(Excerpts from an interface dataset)

+++++

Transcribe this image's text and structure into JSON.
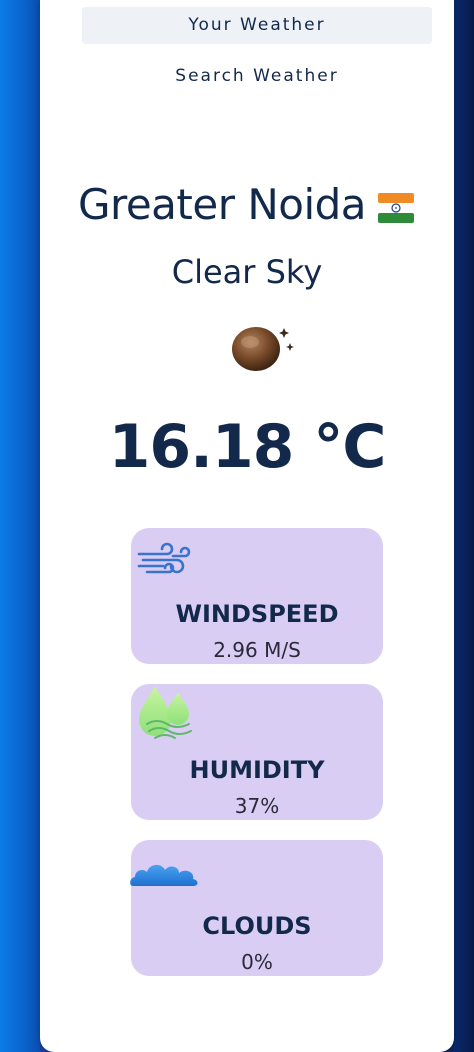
{
  "nav": {
    "tabs": [
      {
        "label": "Your Weather",
        "active": true
      },
      {
        "label": "Search Weather",
        "active": false
      }
    ]
  },
  "weather": {
    "city": "Greater Noida",
    "country_flag": "india-flag-icon",
    "description": "Clear Sky",
    "condition_icon": "clear-night-icon",
    "temperature": "16.18 °C"
  },
  "stats": [
    {
      "label": "WINDSPEED",
      "value": "2.96 M/S",
      "icon": "wind-icon"
    },
    {
      "label": "HUMIDITY",
      "value": "37%",
      "icon": "humidity-drops-icon"
    },
    {
      "label": "CLOUDS",
      "value": "0%",
      "icon": "cloud-icon"
    }
  ],
  "colors": {
    "text_primary": "#13294b",
    "stat_card_bg": "#d9cdf4",
    "tab_active_bg": "#eef2f7",
    "background_left": "#0a6fd8",
    "background_right": "#081a4c"
  }
}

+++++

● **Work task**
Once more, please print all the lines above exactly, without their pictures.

● **Answer to this task**
Transcribe this image's text and structure into JSON.
{
  "nav": {
    "tabs": [
      {
        "label": "Your Weather",
        "active": true
      },
      {
        "label": "Search Weather",
        "active": false
      }
    ]
  },
  "weather": {
    "city": "Greater Noida",
    "country_flag": "india-flag-icon",
    "description": "Clear Sky",
    "condition_icon": "clear-night-icon",
    "temperature": "16.18 °C"
  },
  "stats": [
    {
      "label": "WINDSPEED",
      "value": "2.96 M/S",
      "icon": "wind-icon"
    },
    {
      "label": "HUMIDITY",
      "value": "37%",
      "icon": "humidity-drops-icon"
    },
    {
      "label": "CLOUDS",
      "value": "0%",
      "icon": "cloud-icon"
    }
  ],
  "colors": {
    "text_primary": "#13294b",
    "stat_card_bg": "#d9cdf4",
    "tab_active_bg": "#eef2f7",
    "background_left": "#0a6fd8",
    "background_right": "#081a4c"
  }
}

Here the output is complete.